Advertising for Small Business: Top Mistakes to Avoid

Expert media buyer Amy Alexander of Scottsdale-based Innovative Media Partners describes the top four common mistakes made by first-time advertisers and how to avoid them.

Scottsdale, AZ, March 30, 2012 --( Small businesses are afforded an ever-growing number of choices when it comes to advertising. From traditional media like print, television and radio to online pay-per-click campaigns and even mobile marketing, effective advertising options exist for virtually any budget. Regardless of the media a business owner chooses, however, there are basic rules of advertising that must be followed for a campaign to succeed. Expert media buyer Amy Alexander recommends business owners understand the following top advertising mistakes and how to avoid them.

1. Setting an unrealistic budget. Business owners must ensure the amount they plan to spend on advertising is neither too high nor too low. For instance, if a company selling brooms nets $6.50 per broom and sets a goal of selling 10,000 brooms, the expected profit is $65,000. If the company's advertising budget is $75,000, the campaign will result in a net loss of $10,000. On the other hand, if the company allocates too small of a budget, the campaign may not have the impact needed to move the needle. A one-time advertisement in a print magazine will not resonate with potential buyers in the same way a three or six-month campaign will. Most new customers will need to see a company's name more than once before they buy.

2. Not knowing the target audience. Targeting the right audience is critical to the success of a campaign. A business must know the average age of their consumer, their geography (zip code), lifestyle characteristics and purchasing habits. Many first-time advertisers mistakenly believe their audience is a mirror of themselves, but this is not necessarily the case. Advertisers must target the TV stations, radio programs and print publications that are most popular with the people who are most likely to purchase their products or services.

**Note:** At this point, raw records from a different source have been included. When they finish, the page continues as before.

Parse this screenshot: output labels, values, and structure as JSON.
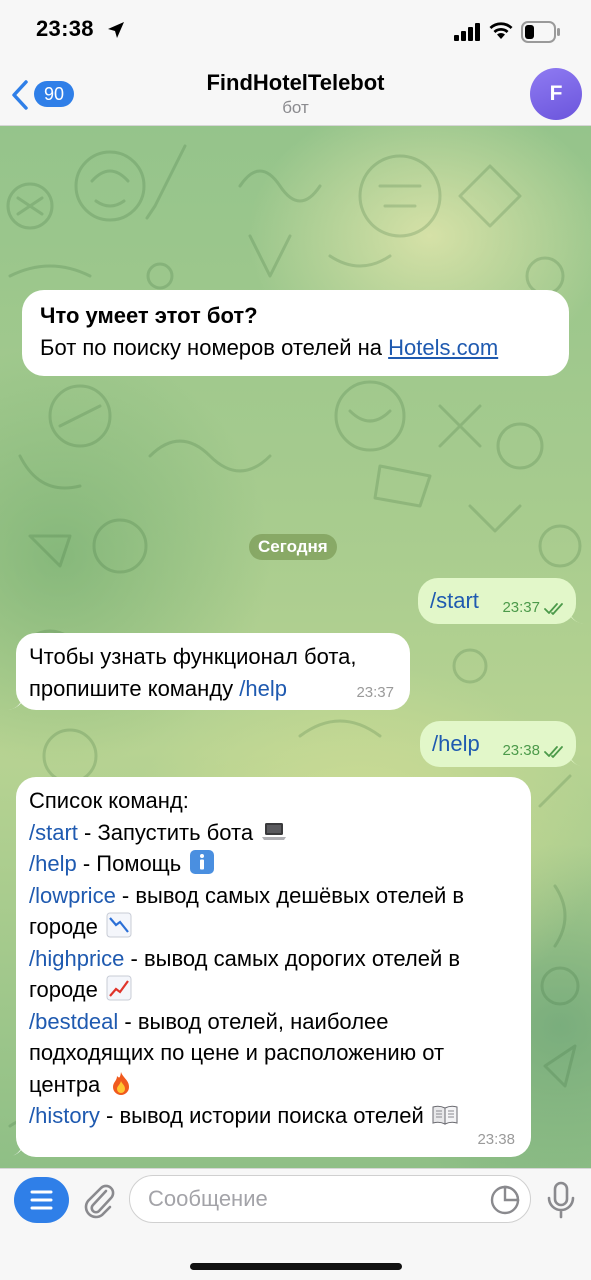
{
  "status_bar": {
    "time": "23:38"
  },
  "header": {
    "back_badge": "90",
    "title": "FindHotelTelebot",
    "subtitle": "бот",
    "avatar_letter": "F"
  },
  "intro": {
    "title": "Что умеет этот бот?",
    "text": "Бот по поиску номеров отелей на ",
    "link": "Hotels.com"
  },
  "date_chip": "Сегодня",
  "messages": [
    {
      "direction": "out",
      "text": "/start",
      "time": "23:37"
    },
    {
      "direction": "in",
      "text_line1": "Чтобы узнать функционал бота,",
      "text_line2": "пропишите команду ",
      "command": "/help",
      "time": "23:37"
    },
    {
      "direction": "out",
      "text": "/help",
      "time": "23:38"
    }
  ],
  "command_list": {
    "heading": "Список команд:",
    "items": [
      {
        "command": "/start",
        "description": " - Запустить бота",
        "icon": "laptop-emoji"
      },
      {
        "command": "/help",
        "description": " - Помощь",
        "icon": "info-emoji"
      },
      {
        "command": "/lowprice",
        "description_line1": " - вывод самых дешёвых отелей в",
        "description_line2": "городе",
        "icon": "chart-decreasing-emoji"
      },
      {
        "command": "/highprice",
        "description_line1": " - вывод самых дорогих отелей в",
        "description_line2": "городе",
        "icon": "chart-increasing-emoji"
      },
      {
        "command": "/bestdeal",
        "description_line1": " - вывод отелей, наиболее",
        "description_line2": "подходящих по цене и расположению от",
        "description_line3": "центра",
        "icon": "fire-emoji"
      },
      {
        "command": "/history",
        "description": " - вывод истории поиска отелей",
        "icon": "open-book-emoji"
      }
    ],
    "time": "23:38"
  },
  "input": {
    "placeholder": "Сообщение"
  },
  "colors": {
    "accent": "#2f7fe8",
    "link": "#1f5ab0",
    "outgoing_bubble": "#e2f7c9",
    "outgoing_time": "#4c9a4a"
  }
}
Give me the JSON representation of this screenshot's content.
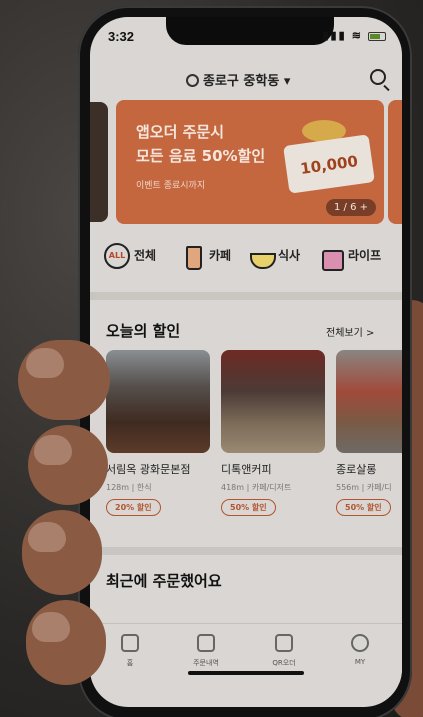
{
  "status": {
    "time": "3:32"
  },
  "header": {
    "location": "종로구 중학동"
  },
  "banner": {
    "headline_line1": "앱오더 주문시",
    "headline_line2": "모든 음료 50%할인",
    "sub": "이벤트 종료시까지",
    "coupon_amount": "10,000",
    "pager": "1 / 6 +"
  },
  "categories": [
    {
      "label": "전체",
      "icon": "all-icon",
      "icon_text": "ALL"
    },
    {
      "label": "카페",
      "icon": "coffee-cup-icon"
    },
    {
      "label": "식사",
      "icon": "rice-bowl-icon"
    },
    {
      "label": "라이프",
      "icon": "shopping-bag-icon"
    }
  ],
  "deals": {
    "title": "오늘의 할인",
    "more": "전체보기 >",
    "items": [
      {
        "name": "서림옥 광화문본점",
        "meta": "128m | 한식",
        "badge": "20% 할인"
      },
      {
        "name": "디톡앤커피",
        "meta": "418m | 카페/디저트",
        "badge": "50% 할인"
      },
      {
        "name": "종로살롱",
        "meta": "556m | 카페/디",
        "badge": "50% 할인"
      }
    ]
  },
  "recent": {
    "title": "최근에 주문했어요"
  },
  "tabs": [
    {
      "label": "홈",
      "icon": "home-icon"
    },
    {
      "label": "주문내역",
      "icon": "receipt-icon"
    },
    {
      "label": "QR오더",
      "icon": "qr-icon"
    },
    {
      "label": "MY",
      "icon": "user-icon"
    }
  ],
  "colors": {
    "accent": "#c4673f",
    "badge": "#b3542f"
  }
}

Businesses can conduct surveys to discover the habits of their customers, and the sales department of any media outlet will typically share audience demographics.

3. Failing to track and measure ROI. Before an advertising campaign even begins, business owners must have a plan in place to track resulting leads and customers. Advertisers can track data like call volume, web traffic, and point-of-sale purchases. "How did you hear about us?" should be the first question asked of every customer who calls, walks in or visits the website. When businesses don’t track the success of a campaign or medium, it is increasingly difficult to know what works.

4. Lacking a solid advertising strategy. With so many types of media available, small businesses can easily mis-judge where their advertising dollars are best spent. A solid strategy requires the use of qualitative and quantitative data to reach the right target audience using the most effective media. The advertisement itself must have a compelling message and call to action while promoting the company's brand. Working with a professional advertising agency or media buyer can help a novice advertiser develop a well-rounded, comprehensive campaign that accounts for market conditions and trends while remaining cost-efficient. A professional can leverage existing relationships with media outlets to secure lower pricing or additional visibility, resulting in savings for the advertiser.

About Amy Alexander

Amy Alexander is the co-founder of Scottsdale-based Innovative Media Partners, which specializes in negotiating regional and national multi-media contracts that are packaged specifically around the goals of each individual client. Amy has led accounts for clients including the Arizona Lottery, the Arizona Department of Health Services, National Airlines, and the Los Angeles Convention and Visitors Bureau. For more information, visit
Innovative Media Partners
Amy Alexander